See also BPJ9 "Be aware of OTC sumatriptan use by people with migraine"

Can you ever use beta-blockers in someone with a history of Asthma

Media attention has focused recently on the tragic case of a fatal reaction to propranolol, used for migraine in a 37-year-old woman with a history of asthma.

GPs providing advice in this case expressed their unanimous opinion that it was inappropriate to prescribe a beta-blocker to an asthmatic.1 Drug manufacturers2 and almost all commonly used texts say that their use is contraindicated in asthma.

The key point in this recent case was that the history of asthma was not obtained from the patient or the notes.

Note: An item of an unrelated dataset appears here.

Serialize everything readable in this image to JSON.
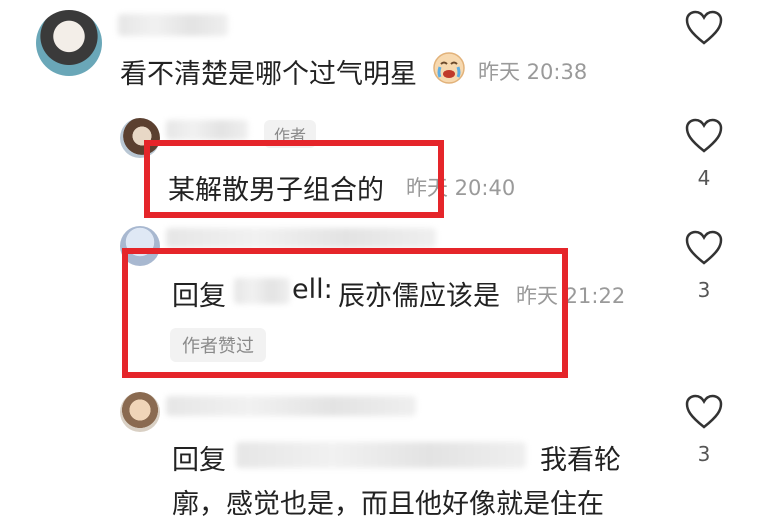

The take home message primarily revolves around accurate history and note taking. The HDC commissioner commented that if the information needed is not available in the notes, it is vital that the doctor concerned obtain the relevant history from the patient. "Patients cannot be relied on to volunteer all relevant details, and indeed do not have the training and experience to know what may be important. They rely on their GP to elicit key information."3

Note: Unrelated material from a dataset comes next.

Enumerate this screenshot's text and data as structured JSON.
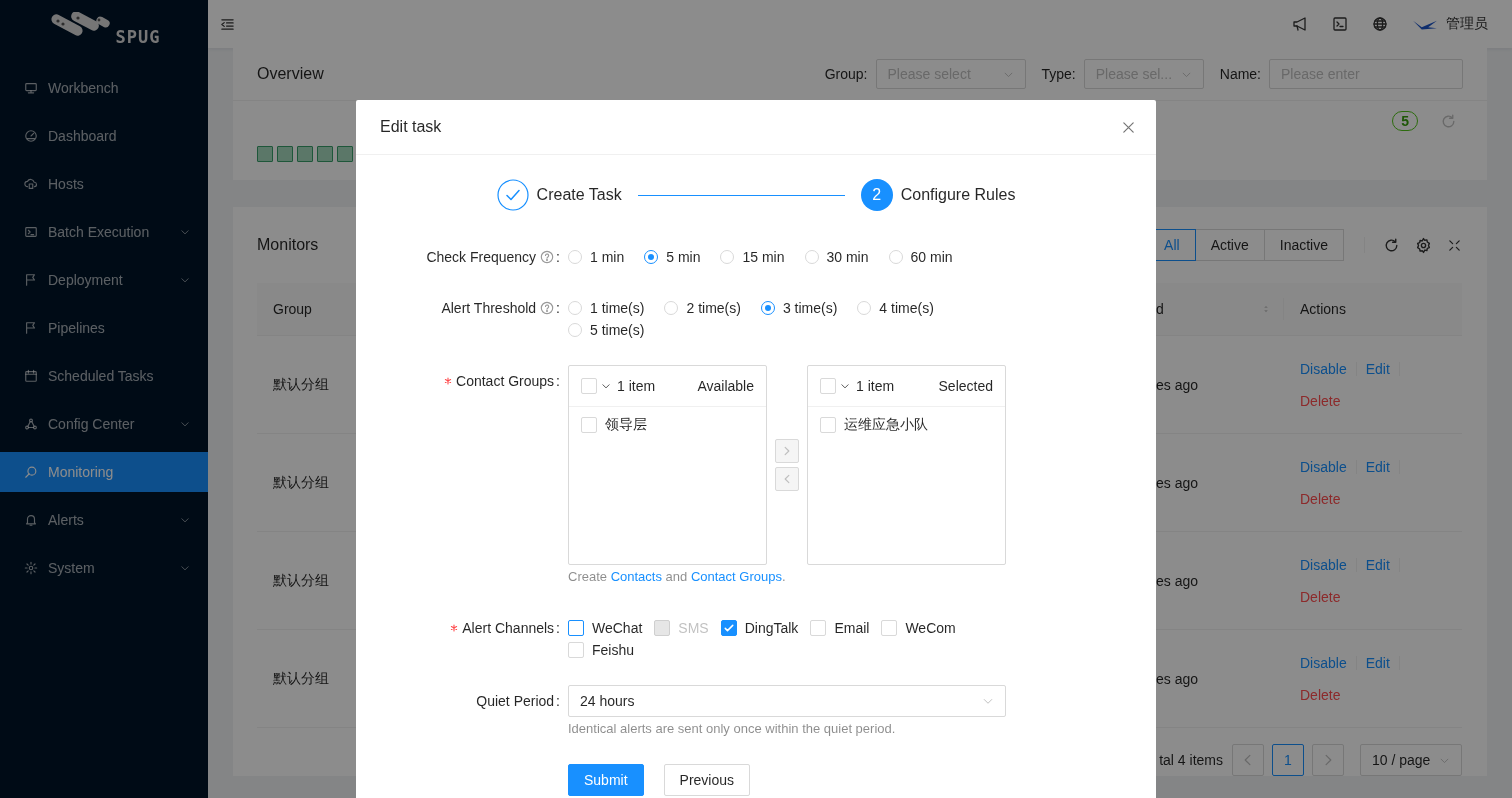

The question remains though - can a person with asthma safely use a beta-blocker?

The answer is probably that some patients can sometimes safely take some beta-blockers, but this is not a good basis for safe prescribing!

In the 1960's, studies on earlier generations of beta-blockers, which were non-cardioselective, showed acute reductions in FEV1 and led to the recommendation that their use is contraindicated in asthma patients.4,5 Propranolol is non-cardioselective, that is, it not only blocks beta-1 adrenoceptors but also beta-2 adrenoceptors in the smooth muscle of the airways, potentially leading to bronchospasm.6

Most of the recent studies and analyses have focused on the use of cardioselective beta-blockers because of their huge potential in the treatment of cardiovascular disease, particularly in COPD patients.7,8 Both cardio-selective and nonselective beta-blockers have been shown to increase emergency department visits and hospitalisations in asthma patients while decreasing admissions for COPD patients.9

A recent article concludes "current evidence indicates that cardioselective beta-blockers are not contraindicated in patients with airways disease."10 However, this statement is then followed by the advice that "it is still appropriate to apply certain provisos, which are themselves not evidence-based, to minimise the risk of adverse reactions". The authors also point out that conclusions drawn from meta-analyses apply to populations and not individuals.

There are varying opinions as to whether the contraindication is absolute. In general, beta-blockers, selective or non-selective, should not be used in people with asthma. However, if there is a compelling reason for prescribing a beta-blocker to a person with asthma, such as heart failure, then consultation with a respiratory specialist is recommended. Cardioselective beta-blockers may be used for people with COPD, if they do not have concomitant asthma.


  1. Health and Disability Commissioner. A Report by the Health and Disability Commissioner. Case 04HDC199380. Available on line at Accessed July 2007.
  2. Medsafe. Apo-Propranolol. Data Sheet 2006. Available on line at Search term: propanolol. Accessed July 2007.
  3. Paterson R. Health & Disability Commissioner. NZ Doctor Oct 2006
  4. Zaid G, Beall GN. Bronchial response to beta-adrenergic blockade. N Engl J Med 1966;275:580-4
  5. McNeill RS. Effect of a Beta-adrenergic-Blocking Agent, Propranolol, on Asthmatics. Lancet 1964;13:1101-2
  6. van der Woude H J, Zaagsma J, Postma DS, et al. Detrimental Effects of Beta-Blockers in COPD. A concern for nonselective Beta-blockers. Chest 2005;127(3):818-824.
  7. Saltpeter S, Ormiston T, Salpeter E. Cardioselective beta-blockers for reversible airway disease. Cochrane Database Syst Rev 2002:CD002992
  8. Saltpeter S, Ormiston T, Salpeter E. Cardioselective beta-blockers of chronic obstructive pulmonary disease. Cochrane Database Syst Rev 2005:CD003566
  9. Brooks TW, Creekmore FM, Young DC, et al. Rates of Hospitalisations and Emergency Department Visits in Patients with Asthma and Chronic Obstructive Pulmonary Disease taking Beta-blockers. Pharmacotherapy 2007;27(5):684-90
  10. Sutherland T, Taylor R. Beta-blockers in asthma and chronic obstructive pulmonary disease - shouldn't be used or underused? NZFP 2007;34(1):35-37